16 August 2012
Venue: Room 501 (Pat Hanan Room), Arts 2 (Building 207)
Host: Charlie Gere
The paper traces the social transformations wrought by new technologies of information and communication, especially in relation to art. Marshall McLuhan famously declared that electronic telecommunications would turn the world into a ‘global village’. In the late 1960s the Advanced Research Projects Agency (ARPA) of the American Defense Department had started to explore the possibilities of networked computing. The result was the formation of the ARPANet, the ancestor of the Internet, initiated in 1969 as a network of four computers, three in California and one in Utah, which were linked by telephone lines. From that point on artists began to explore the possibilities of such networks. Such technologies and networks were also involved, instrumental for the changes corralled under the term ‘postmodernism’. It is this set of conditions that sets the scene for the experiments in communications and telematics that emerged in the late 1970s and 1980s. In particular it fostered new forms of art involving live streaming of information and video, such as Roy Ascott's La Plissure du Texte, and Kit Galloway and Sherrie Rabinowitz's Hole-in-Space, in which images were transmitted in real time. Such works offered a paradigm of technologically-oriented art both similar and markedly different to video art, which developed at about the same time.

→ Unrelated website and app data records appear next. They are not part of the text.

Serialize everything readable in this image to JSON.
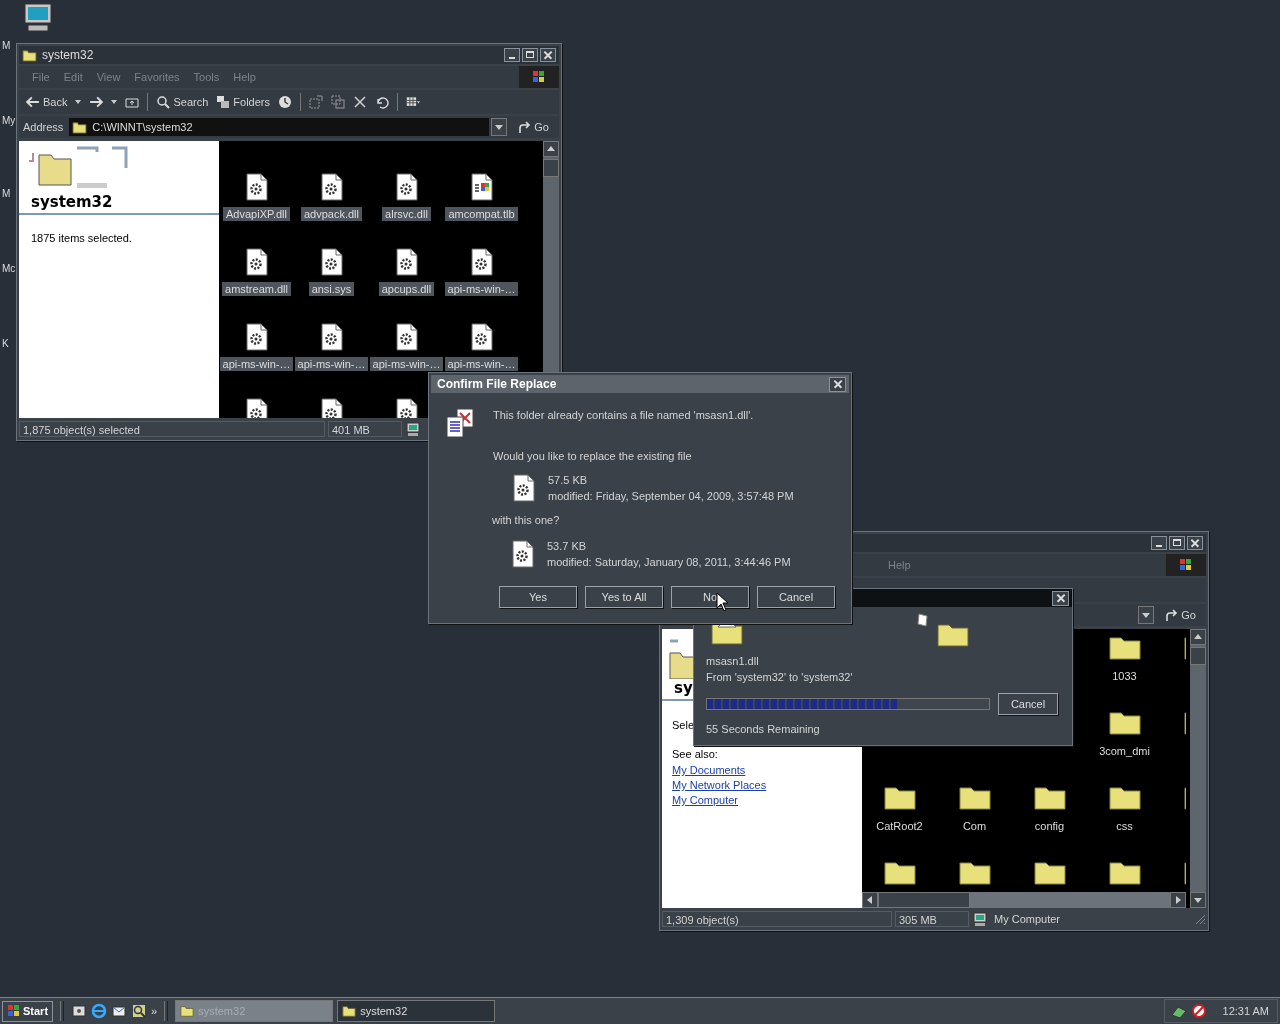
{
  "desktop": {
    "icon_labels": [
      "M",
      "My",
      "M",
      "Mc",
      "K"
    ]
  },
  "explorer_window": {
    "title": "system32",
    "menu": [
      {
        "label": "File",
        "disabled": true
      },
      {
        "label": "Edit",
        "disabled": true
      },
      {
        "label": "View",
        "disabled": true
      },
      {
        "label": "Favorites",
        "disabled": true
      },
      {
        "label": "Tools",
        "disabled": true
      },
      {
        "label": "Help",
        "disabled": true
      }
    ],
    "toolbar": {
      "back": "Back",
      "search": "Search",
      "folders": "Folders"
    },
    "address": {
      "label": "Address",
      "value": "C:\\WINNT\\system32",
      "go": "Go"
    },
    "pane": {
      "heading": "system32",
      "info": "1875 items selected."
    },
    "items": [
      {
        "label": "AdvapiXP.dll",
        "kind": "file",
        "selected": true
      },
      {
        "label": "advpack.dll",
        "kind": "file",
        "selected": true
      },
      {
        "label": "alrsvc.dll",
        "kind": "file",
        "selected": true
      },
      {
        "label": "amcompat.tlb",
        "kind": "library",
        "selected": true
      },
      {
        "label": "amstream.dll",
        "kind": "file",
        "selected": true
      },
      {
        "label": "ansi.sys",
        "kind": "file",
        "selected": true
      },
      {
        "label": "apcups.dll",
        "kind": "file",
        "selected": true
      },
      {
        "label": "api-ms-win-…",
        "kind": "file",
        "selected": true
      },
      {
        "label": "api-ms-win-…",
        "kind": "file",
        "selected": true
      },
      {
        "label": "api-ms-win-…",
        "kind": "file",
        "selected": true
      },
      {
        "label": "api-ms-win-…",
        "kind": "file",
        "selected": true
      },
      {
        "label": "api-ms-win-…",
        "kind": "file",
        "selected": true
      }
    ],
    "icons_below": [
      {
        "kind": "file"
      },
      {
        "kind": "file"
      },
      {
        "kind": "file"
      }
    ],
    "status": [
      "1,875 object(s) selected",
      "401 MB"
    ]
  },
  "second_window": {
    "menu": [
      {
        "label": "Help",
        "disabled": true
      }
    ],
    "address": {
      "go": "Go"
    },
    "pane": {
      "heading": "sy",
      "line": "Sele",
      "see_also": "See also:",
      "links": [
        "My Documents",
        "My Network Places",
        "My Computer"
      ]
    },
    "items": [
      {
        "kind": "folder"
      },
      {
        "kind": "folder"
      },
      {
        "kind": "folder"
      },
      {
        "kind": "folder",
        "label": "1033"
      },
      {
        "kind": "folder"
      },
      {
        "kind": "folder"
      },
      {
        "kind": "folder"
      },
      {
        "kind": "folder"
      },
      {
        "kind": "folder",
        "label": "3com_dmi"
      },
      {
        "kind": "folder"
      },
      {
        "kind": "folder",
        "label": "CatRoot2"
      },
      {
        "kind": "folder",
        "label": "Com"
      },
      {
        "kind": "folder",
        "label": "config"
      },
      {
        "kind": "folder",
        "label": "css"
      },
      {
        "kind": "folder"
      },
      {
        "kind": "folder"
      },
      {
        "kind": "folder"
      },
      {
        "kind": "folder"
      },
      {
        "kind": "folder"
      },
      {
        "kind": "folder"
      }
    ],
    "status": [
      "1,309 object(s)",
      "305 MB",
      "My Computer"
    ]
  },
  "confirm_dialog": {
    "title": "Confirm File Replace",
    "message": "This folder already contains a file named 'msasn1.dll'.",
    "question": "Would you like to replace the existing file",
    "existing": {
      "size": "57.5 KB",
      "modified": "modified: Friday, September 04, 2009, 3:57:48 PM"
    },
    "with": "with this one?",
    "replacement": {
      "size": "53.7 KB",
      "modified": "modified: Saturday, January 08, 2011, 3:44:46 PM"
    },
    "buttons": [
      "Yes",
      "Yes to All",
      "No",
      "Cancel"
    ]
  },
  "copy_dialog": {
    "file": "msasn1.dll",
    "route": "From 'system32' to 'system32'",
    "level": 0.68,
    "remaining": "55 Seconds Remaining",
    "cancel": "Cancel"
  },
  "taskbar": {
    "start": "Start",
    "more": "»",
    "tasks": [
      {
        "label": "system32",
        "selected": true
      },
      {
        "label": "system32",
        "selected": false
      }
    ],
    "clock": "12:31 AM"
  }
}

Charlie Gere is Professor of Media Theory and History at the Lancaster Institute for Contemporary Arts, Lancaster University. He is the author of Digital Culture(Reaktion Books, 2002); Art, Time and Technology (Berg, 2006); Non-relational Aesthetics, with Michael Corris (Artwords, 2009), and co-editor of White Heat Cold Technology (MIT Press, 2009) and Art Practice in a Digital Culture (Ashgate, 2010). In 2007, Professor Gere co-curated Feedback, a major exhibition on art responsive to instructions, input or its environment, in Gijon, Northern Spain. He is co-curator of FutureEverybody, the 2012 FutureEverything exhibition, in Manchester. His new book, Community without Community in Digital Culture (Palgrave MacMillan, 2012), will be published later this year.
Drinks and snacks to follow